> [Exercise directions]
Given the records below, set each one down again exactly as it reads.

Entries shown START

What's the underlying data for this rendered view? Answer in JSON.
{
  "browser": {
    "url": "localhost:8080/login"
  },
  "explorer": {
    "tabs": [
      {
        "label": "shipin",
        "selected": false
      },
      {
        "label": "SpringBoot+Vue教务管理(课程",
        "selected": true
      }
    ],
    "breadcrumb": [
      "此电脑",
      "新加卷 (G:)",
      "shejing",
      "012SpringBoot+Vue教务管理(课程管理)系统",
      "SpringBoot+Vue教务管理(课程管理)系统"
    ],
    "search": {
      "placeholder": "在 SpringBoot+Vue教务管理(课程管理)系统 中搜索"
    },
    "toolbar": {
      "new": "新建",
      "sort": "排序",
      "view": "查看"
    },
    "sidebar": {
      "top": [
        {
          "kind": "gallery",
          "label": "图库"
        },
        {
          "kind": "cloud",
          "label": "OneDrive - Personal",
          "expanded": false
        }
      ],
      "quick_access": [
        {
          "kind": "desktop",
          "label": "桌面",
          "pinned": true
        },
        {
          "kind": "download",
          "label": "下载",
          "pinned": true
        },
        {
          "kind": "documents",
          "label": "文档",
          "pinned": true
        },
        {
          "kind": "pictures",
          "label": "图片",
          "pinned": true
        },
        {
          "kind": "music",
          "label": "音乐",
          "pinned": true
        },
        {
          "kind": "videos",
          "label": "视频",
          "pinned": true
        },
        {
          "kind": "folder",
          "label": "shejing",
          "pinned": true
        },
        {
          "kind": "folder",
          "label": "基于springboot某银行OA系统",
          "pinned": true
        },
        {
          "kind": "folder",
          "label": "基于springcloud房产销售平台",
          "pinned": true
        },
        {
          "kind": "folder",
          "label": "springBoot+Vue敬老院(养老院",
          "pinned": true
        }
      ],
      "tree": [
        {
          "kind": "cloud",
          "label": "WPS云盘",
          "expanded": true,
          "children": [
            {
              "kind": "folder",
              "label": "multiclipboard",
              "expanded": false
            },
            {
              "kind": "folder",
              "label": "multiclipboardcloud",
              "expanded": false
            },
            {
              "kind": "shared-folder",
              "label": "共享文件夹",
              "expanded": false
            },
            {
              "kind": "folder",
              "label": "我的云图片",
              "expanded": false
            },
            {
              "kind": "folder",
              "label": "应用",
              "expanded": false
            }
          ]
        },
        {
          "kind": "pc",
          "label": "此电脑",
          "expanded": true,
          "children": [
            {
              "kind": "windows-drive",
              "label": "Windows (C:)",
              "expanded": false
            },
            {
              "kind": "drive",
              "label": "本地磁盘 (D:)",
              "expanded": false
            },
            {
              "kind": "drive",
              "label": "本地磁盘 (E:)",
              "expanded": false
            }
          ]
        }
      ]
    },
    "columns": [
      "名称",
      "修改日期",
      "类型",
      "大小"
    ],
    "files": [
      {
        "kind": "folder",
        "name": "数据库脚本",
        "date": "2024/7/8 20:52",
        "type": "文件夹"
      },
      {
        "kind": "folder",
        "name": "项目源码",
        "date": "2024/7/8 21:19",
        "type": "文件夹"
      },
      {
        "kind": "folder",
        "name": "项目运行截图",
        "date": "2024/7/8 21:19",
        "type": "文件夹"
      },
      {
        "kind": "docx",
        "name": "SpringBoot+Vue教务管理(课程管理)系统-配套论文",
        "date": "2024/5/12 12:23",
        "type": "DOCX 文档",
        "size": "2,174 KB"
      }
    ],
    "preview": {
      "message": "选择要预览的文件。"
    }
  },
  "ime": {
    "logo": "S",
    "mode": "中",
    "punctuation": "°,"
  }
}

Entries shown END

> [Result of this task]
What's the underlying data for this rendered view? Answer in JSON.
{
  "browser": {
    "url": "localhost:8080/login"
  },
  "explorer": {
    "tabs": [
      {
        "label": "shipin",
        "selected": false
      },
      {
        "label": "SpringBoot+Vue教务管理(课程",
        "selected": true
      }
    ],
    "breadcrumb": [
      "此电脑",
      "新加卷 (G:)",
      "shejing",
      "012SpringBoot+Vue教务管理(课程管理)系统",
      "SpringBoot+Vue教务管理(课程管理)系统"
    ],
    "search": {
      "placeholder": "在 SpringBoot+Vue教务管理(课程管理)系统 中搜索"
    },
    "toolbar": {
      "new": "新建",
      "sort": "排序",
      "view": "查看"
    },
    "sidebar": {
      "top": [
        {
          "kind": "gallery",
          "label": "图库"
        },
        {
          "kind": "cloud",
          "label": "OneDrive - Personal",
          "expanded": false
        }
      ],
      "quick_access": [
        {
          "kind": "desktop",
          "label": "桌面",
          "pinned": true
        },
        {
          "kind": "download",
          "label": "下载",
          "pinned": true
        },
        {
          "kind": "documents",
          "label": "文档",
          "pinned": true
        },
        {
          "kind": "pictures",
          "label": "图片",
          "pinned": true
        },
        {
          "kind": "music",
          "label": "音乐",
          "pinned": true
        },
        {
          "kind": "videos",
          "label": "视频",
          "pinned": true
        },
        {
          "kind": "folder",
          "label": "shejing",
          "pinned": true
        },
        {
          "kind": "folder",
          "label": "基于springboot某银行OA系统",
          "pinned": true
        },
        {
          "kind": "folder",
          "label": "基于springcloud房产销售平台",
          "pinned": true
        },
        {
          "kind": "folder",
          "label": "springBoot+Vue敬老院(养老院",
          "pinned": true
        }
      ],
      "tree": [
        {
          "kind": "cloud",
          "label": "WPS云盘",
          "expanded": true,
          "children": [
            {
              "kind": "folder",
              "label": "multiclipboard",
              "expanded": false
            },
            {
              "kind": "folder",
              "label": "multiclipboardcloud",
              "expanded": false
            },
            {
              "kind": "shared-folder",
              "label": "共享文件夹",
              "expanded": false
            },
            {
              "kind": "folder",
              "label": "我的云图片",
              "expanded": false
            },
            {
              "kind": "folder",
              "label": "应用",
              "expanded": false
            }
          ]
        },
        {
          "kind": "pc",
          "label": "此电脑",
          "expanded": true,
          "children": [
            {
              "kind": "windows-drive",
              "label": "Windows (C:)",
              "expanded": false
            },
            {
              "kind": "drive",
              "label": "本地磁盘 (D:)",
              "expanded": false
            },
            {
              "kind": "drive",
              "label": "本地磁盘 (E:)",
              "expanded": false
            }
          ]
        }
      ]
    },
    "columns": [
      "名称",
      "修改日期",
      "类型",
      "大小"
    ],
    "files": [
      {
        "kind": "folder",
        "name": "数据库脚本",
        "date": "2024/7/8 20:52",
        "type": "文件夹"
      },
      {
        "kind": "folder",
        "name": "项目源码",
        "date": "2024/7/8 21:19",
        "type": "文件夹"
      },
      {
        "kind": "folder",
        "name": "项目运行截图",
        "date": "2024/7/8 21:19",
        "type": "文件夹"
      },
      {
        "kind": "docx",
        "name": "SpringBoot+Vue教务管理(课程管理)系统-配套论文",
        "date": "2024/5/12 12:23",
        "type": "DOCX 文档",
        "size": "2,174 KB"
      }
    ],
    "preview": {
      "message": "选择要预览的文件。"
    }
  },
  "ime": {
    "logo": "S",
    "mode": "中",
    "punctuation": "°,"
  }
}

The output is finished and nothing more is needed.